>>
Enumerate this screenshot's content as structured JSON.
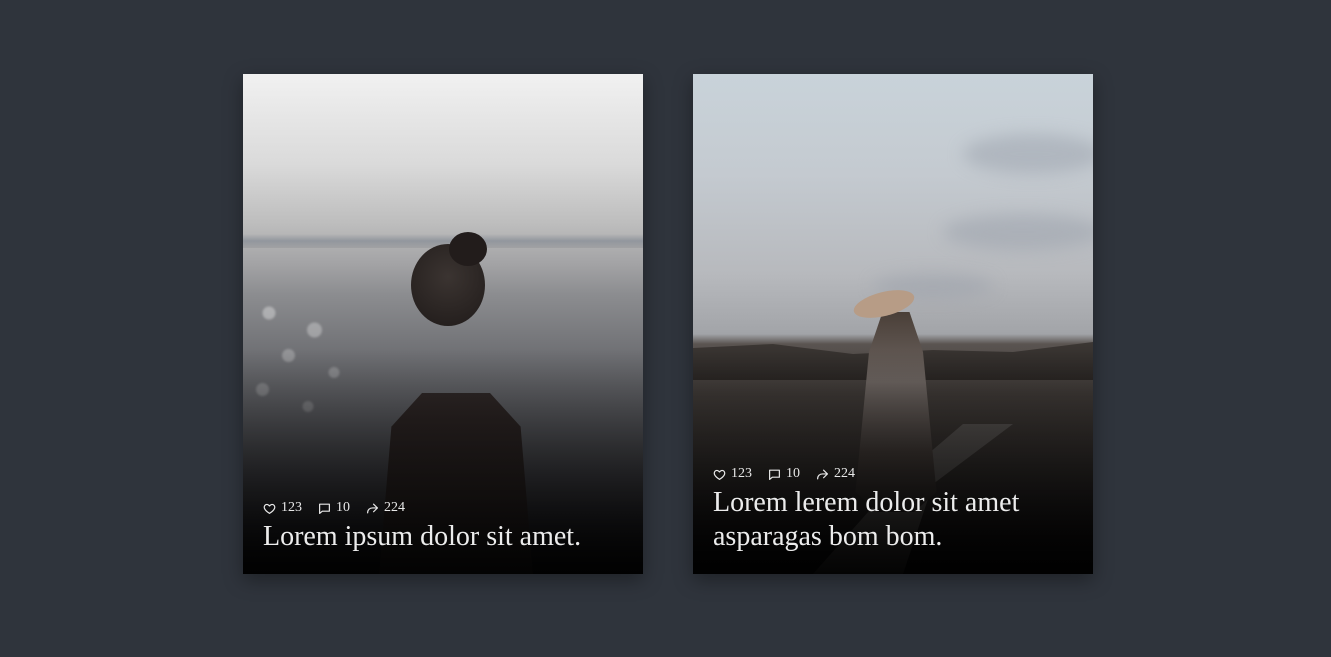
{
  "cards": [
    {
      "likes": "123",
      "comments": "10",
      "shares": "224",
      "title": "Lorem ipsum dolor sit amet."
    },
    {
      "likes": "123",
      "comments": "10",
      "shares": "224",
      "title": "Lorem lerem dolor sit amet asparagas bom bom."
    }
  ],
  "icons": {
    "like": "heart-icon",
    "comment": "comment-icon",
    "share": "share-icon"
  },
  "colors": {
    "background": "#2f343c",
    "text": "#e8e8e8"
  }
}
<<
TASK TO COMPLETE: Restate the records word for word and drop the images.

RESULT BELOW:
Enumerate this screenshot's content as structured JSON.
{
  "cards": [
    {
      "likes": "123",
      "comments": "10",
      "shares": "224",
      "title": "Lorem ipsum dolor sit amet."
    },
    {
      "likes": "123",
      "comments": "10",
      "shares": "224",
      "title": "Lorem lerem dolor sit amet asparagas bom bom."
    }
  ],
  "icons": {
    "like": "heart-icon",
    "comment": "comment-icon",
    "share": "share-icon"
  },
  "colors": {
    "background": "#2f343c",
    "text": "#e8e8e8"
  }
}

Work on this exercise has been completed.